Editor’s note: Charlotte Beat is a regular feature on Wednesdays.At last week’s technology conference at UNC Charlotte, John Bardo, chancellor of Western Carolina University (WCU), surprised the audience when he told them that 9 million people and 12,000 high tech firms were located within a three-hour drive of the campus, located in Cullowhee.
“We’re 2-1/2 hours from Atlanta,” Bardo said. “So we need to rethink the way we deploy economic development efforts so it crosses state lines.”
Actually, WCU is reaching across the country in its efforts to become a high tech center to jump-start the economy of western North Carolina. In February, WCU received a $4.7 million federal grant — the largest in the university’s history — for a joint project with the University of Southern California (USC). Prototypes for fiber-optic connections designed at USC will be tested for practical applications in WCU’s Center for Rapid Prototyping.
The Center for Rapid Prototyping officially opened in April with more than $500,000 invested in equipment, such as precise measuring systems that use active scanning technology, 3-D modeling systems enabling the production of non-functioning prototype and fusion deposition modeling machinery used to create working prototypes. Later this year, the Center will move into the 28,000-square-foot, $8-million Workforce Leadership Development Center, now under construction.
(The Workforce Development Center is housing a cutting edge sound studio with a large format digital console designed for surround TV and DVD-A applications for use as a teaching tool.

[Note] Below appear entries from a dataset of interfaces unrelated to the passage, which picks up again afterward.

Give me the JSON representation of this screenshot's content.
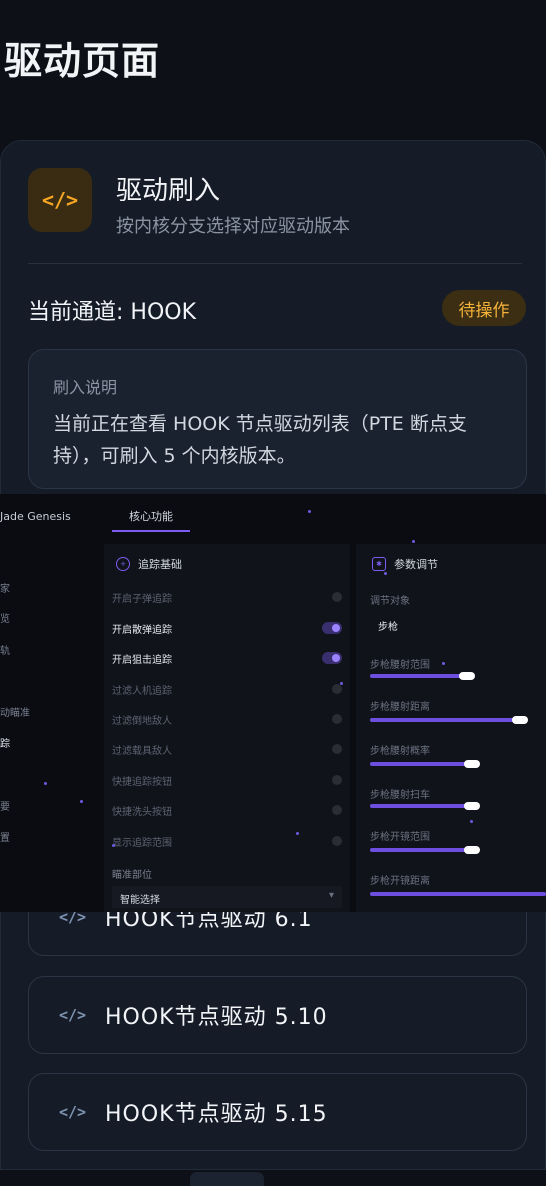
{
  "page": {
    "title": "驱动页面"
  },
  "flash": {
    "icon": "code-icon",
    "icon_glyph": "</>",
    "title": "驱动刷入",
    "subtitle": "按内核分支选择对应驱动版本"
  },
  "channel": {
    "label": "当前通道: HOOK",
    "status": "待操作"
  },
  "note": {
    "title": "刷入说明",
    "body": "当前正在查看 HOOK 节点驱动列表（PTE 断点支持），可刷入 5 个内核版本。"
  },
  "overlay": {
    "app_name": "Jade Genesis",
    "tab": "核心功能",
    "sidebar": [
      "家",
      "览",
      "轨",
      "动瞄准",
      "踪",
      "要",
      "置"
    ],
    "tracking": {
      "title": "追踪基础",
      "rows": [
        {
          "label": "开启子弹追踪",
          "on": false
        },
        {
          "label": "开启散弹追踪",
          "on": true
        },
        {
          "label": "开启狙击追踪",
          "on": true
        },
        {
          "label": "过滤人机追踪",
          "on": false
        },
        {
          "label": "过滤倒地敌人",
          "on": false
        },
        {
          "label": "过滤载具敌人",
          "on": false
        },
        {
          "label": "快捷追踪按钮",
          "on": false
        },
        {
          "label": "快捷洗头按钮",
          "on": false
        },
        {
          "label": "显示追踪范围",
          "on": false
        }
      ],
      "aim_part_label": "瞄准部位",
      "aim_part_value": "智能选择"
    },
    "params": {
      "title": "参数调节",
      "target_label": "调节对象",
      "target_value": "步枪",
      "sliders": [
        {
          "label": "步枪腰射范围",
          "value": 0.55
        },
        {
          "label": "步枪腰射距离",
          "value": 0.85
        },
        {
          "label": "步枪腰射概率",
          "value": 0.58
        },
        {
          "label": "步枪腰射扫车",
          "value": 0.58
        },
        {
          "label": "步枪开镜范围",
          "value": 0.58
        },
        {
          "label": "步枪开镜距离",
          "value": 1.0
        }
      ]
    }
  },
  "kernels": [
    {
      "icon": "code-icon",
      "label": "HOOK节点驱动 6.1"
    },
    {
      "icon": "code-icon",
      "label": "HOOK节点驱动 5.10"
    },
    {
      "icon": "code-icon",
      "label": "HOOK节点驱动 5.15"
    }
  ]
}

WCU is the first location in the U.S. to purchase this new piece of technology, and the university was featured in an article in Billboard Magazine.)
Bardo has said WCU is taking on the “moral obligation to do everything we can within our power to help this region develop economically so the sons and daughters of the mountains don’t have to leave to get good jobs.”
Working with Clemson, UNC Charlotte
Bardo knows to do so also means collaborating with other universities.
Last June, with $15 million in federal funds, WCU joined Clemson University and UNC Charlotte in forming the Carolinas Micro-Optic Triangle to conduct advanced research that will attract photonics and opto-electronic companies to the area. Through its Center for Integrate Technologies – formed in November 2001 through a partnership with UNC Charlotte – WCU will research part marking, injection molding, instrumentation and robotic assembly of optical units.
Time for commercialization
This week, Bardo is presenting a proposal to the WCU Board of Trustees to create an office of technology transfer. “It’s the first time we’ve had enough activity going on to be thinking about commercialization of the research being done here,” he says.
The university’s efforts are not going unnoticed. “WCU’s efforts are crucial to the regional economy of today and tomorrow, and I am very excited about the increase in funding for additional research being done there,” says Jim Roberts, executive director of the Blue Ridge Entrepreneurial Council. “Chancellor Bardo and his staff have been active in participating in entrepreneur and venture capital conferences around the state. I hope the message will get out to the natives of the mountains that there is real momentum towards creating more career opportunities.”
Earlier this month, Bardo was one of several area leaders announcing the completion of the first phase of a federally funded fiber optic cable network. With the opening of the 1,600-square-foot MetaPoP (major point of presence on the Internet) linking western North Carolina to Washington, DC, the area will soon have the same type of Internet access as Charlotte and Research Triangle Park.
“The region is poised to prosper like never before,” he said.
Names in the News:
Frances Queen of Queen Associates, Inc., an IT services firm, was the only tech entrepreneur among the finalists announced last week for the 18th annual awards presented by the Charlotte Division of the National Association of Women Business Owners. Queen was one of three business owners named as a finalist for the Rising Star Award, which recognizes a woman who has owned her business for less than five years. The awards will be presented June 3.
Ashe Lockhart, who has served as interim director of the Metrolina Entrepreneurial Council (MEC) since January, has gone back to lawyering full-time at Womble Carlyle. Lockhart, a major player in Charlotte’s entrepreneurial community, took over the helm while the organization conducted a national search. Terry Thorson came on board May 1, and he has been helping her with the transition. He will remain a member of the MEC board.